Before we begin, it should be noted that the US new diplomacy policy about Cuba is much more important than what this blog post is about. But it is called SPORTSblog, not POLYSCI-blog, so here goes.
President Obama said the U.S. is re-establishing long-broken diplomatic relations with Cuba. This opens doors that were closed for over 50 years. Now, the wealth of baseball talent that has braved unconscionable dangers to come play Major League Baseball, might have new options in front of them. Tony Oliva told ESPN that would mark an end to America's "outdated approach" to the island nation
The problem lies in the idea that players can simply leave Cuba, come to the US, and be eligible for the big leagues. How do they get selected? How much financial resource would teams invest in scouts for that area?
Players that have successfully left Cuba, have had huge impacts on the sport, & the recent salaries reflect that. Arizona recently announced their six-year, $68.5 million deal with Yasmany Tomas. Outfielder Rusney Castillo signed a seven-year, $72.5 million deal with the Red Sox in August, Jose Abreu signed a six-year, $68 million contract with the White Sox last October and Yasiel Puig inked a seven-year, $42 million deal with the Dodgers in June 2012. The saga of Jose Fernandez is the most recent documentation of an athlete’s amazing journey to freedom from Cuban oppression.
MLB issued a statement Wednesday shortly after President Obama’s proclamation.
"Major League Baseball is closely monitoring the White House's announcement regarding Cuban-American relations. While there are not sufficient details to make a realistic evaluation, we will continue to track this significant issue, and we will keep our Clubs informed if this different direction may impact the manner in which they conduct business on issues related to Cuba."
So there’s still time.
Since 2002, the sport has had the subject of a WorldWide Draft on the bargaining table. Every labor negotiation the subject is discussed, & then shelved because there were more pressing issues at the time. In ’02, the sport was on the brink of the strike. I remember talking to then negotiator, now Commissioner-elect Rob Manfred about the decision that was made to shelve talk of a worldwide draft because there were simply more pressing issues.
The MLBPA issued this statement as well.
"We will watch this situation closely as it continues to unfold and we remain hopeful that today’s announcement will lead to further positive developments."
Since then, there has been a stronger relationship with the MLBPA, & the sports’ revenues have all hit all-time highs, now is a time to begin negotiations for a new, worldwide draft. It should begin immediately. Set up some structure, so when the floodgates open, America’s “National Pastime” can be ready.

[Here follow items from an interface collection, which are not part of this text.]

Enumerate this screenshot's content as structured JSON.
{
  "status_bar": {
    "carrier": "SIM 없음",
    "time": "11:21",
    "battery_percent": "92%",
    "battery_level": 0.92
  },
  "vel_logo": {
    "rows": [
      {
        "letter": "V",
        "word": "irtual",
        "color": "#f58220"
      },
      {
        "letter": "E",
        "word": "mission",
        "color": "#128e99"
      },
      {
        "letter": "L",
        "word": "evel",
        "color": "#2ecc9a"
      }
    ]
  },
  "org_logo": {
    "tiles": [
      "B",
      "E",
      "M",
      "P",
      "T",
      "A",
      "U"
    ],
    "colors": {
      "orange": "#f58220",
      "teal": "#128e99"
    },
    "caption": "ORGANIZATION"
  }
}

Something I have never said publicly before. My father was born in Cuba. My whole paternal family is from there. My late grandparents were very passionate about their Cuban heritage. They fled the country before Castro took over. They left easier than any athlete. Their struggle is something I have followed very closely.